> TASK INSTRUCTIONS
The result should be every line in the data below that carries the string "dubcore".

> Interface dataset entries
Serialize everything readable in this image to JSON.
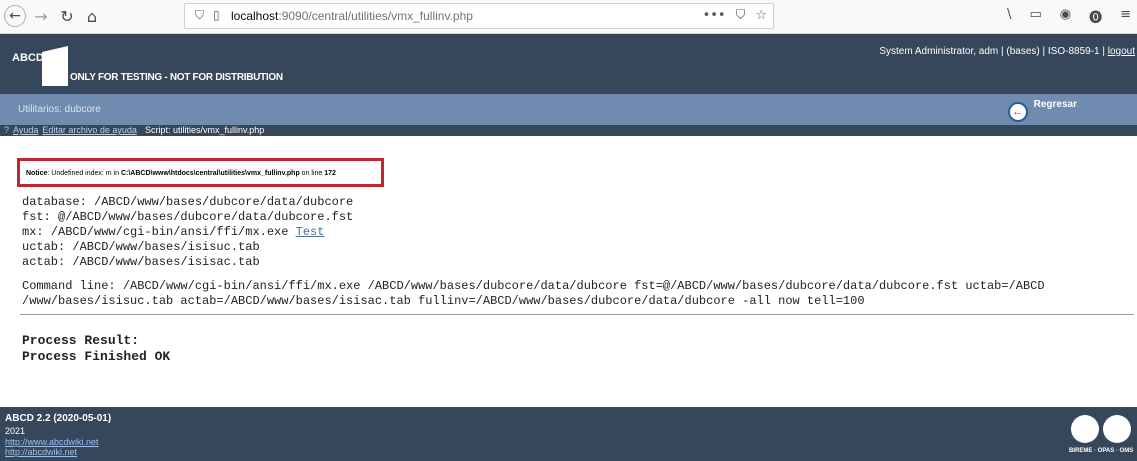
{
  "browser": {
    "back_icon": "←",
    "forward_icon": "→",
    "reload_icon": "↻",
    "home_icon": "⌂",
    "url_host": "localhost",
    "url_path": ":9090/central/utilities/vmx_fullinv.php",
    "url_actions": [
      "•••",
      "⛉",
      "☆"
    ],
    "toolbar_icons": [
      "\\",
      "▭",
      "◉",
      "⓿",
      "≡"
    ]
  },
  "header": {
    "logo_text": "ABCD",
    "notice": "ONLY FOR TESTING - NOT FOR DISTRIBUTION",
    "user_info": "System Administrator, adm | (bases) | ISO-8859-1 | ",
    "logout_label": "logout"
  },
  "section": {
    "title": "Utilitarios: dubcore",
    "back_label": "Regresar",
    "back_icon": "←"
  },
  "help_bar": {
    "help_icon": "?",
    "help_label": "Ayuda",
    "edit_label": "Editar archivo de ayuda",
    "script_label": "Script: utilities/vmx_fullinv.php"
  },
  "notice": {
    "prefix": "Notice",
    "message": ": Undefined index: m in ",
    "file": "C:\\ABCD\\www\\htdocs\\central\\utilities\\vmx_fullinv.php",
    "line_text": " on line ",
    "line": "172"
  },
  "info": {
    "database": "database: /ABCD/www/bases/dubcore/data/dubcore",
    "fst": "fst: @/ABCD/www/bases/dubcore/data/dubcore.fst",
    "mx": "mx: /ABCD/www/cgi-bin/ansi/ffi/mx.exe ",
    "test_link": "Test",
    "uctab": "uctab: /ABCD/www/bases/isisuc.tab",
    "actab": "actab: /ABCD/www/bases/isisac.tab"
  },
  "command": {
    "line1": "Command line: /ABCD/www/cgi-bin/ansi/ffi/mx.exe /ABCD/www/bases/dubcore/data/dubcore fst=@/ABCD/www/bases/dubcore/data/dubcore.fst uctab=/ABCD",
    "line2": "/www/bases/isisuc.tab actab=/ABCD/www/bases/isisac.tab fullinv=/ABCD/www/bases/dubcore/data/dubcore -all now tell=100"
  },
  "result": {
    "title": "Process Result:",
    "status": "Process Finished OK"
  },
  "footer": {
    "version": "ABCD 2.2  (2020-05-01)",
    "year": "2021",
    "link1": "http://www.abcdwiki.net",
    "link2": "http://abcdwiki.net",
    "logo_text": "BIREME · OPAS · OMS"
  }
}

> SOLUTION TO THIS TASK
    "title": "Utilitarios: dubcore",
    "database": "database: /ABCD/www/bases/dubcore/data/dubcore",
    "fst": "fst: @/ABCD/www/bases/dubcore/data/dubcore.fst",
    "line1": "Command line: /ABCD/www/cgi-bin/ansi/ffi/mx.exe /ABCD/www/bases/dubcore/data/dubcore fst=@/ABCD/www/bases/dubcore/data/dubcore.fst uctab=/ABCD",
    "line2": "/www/bases/isisuc.tab actab=/ABCD/www/bases/isisac.tab fullinv=/ABCD/www/bases/dubcore/data/dubcore -all now tell=100"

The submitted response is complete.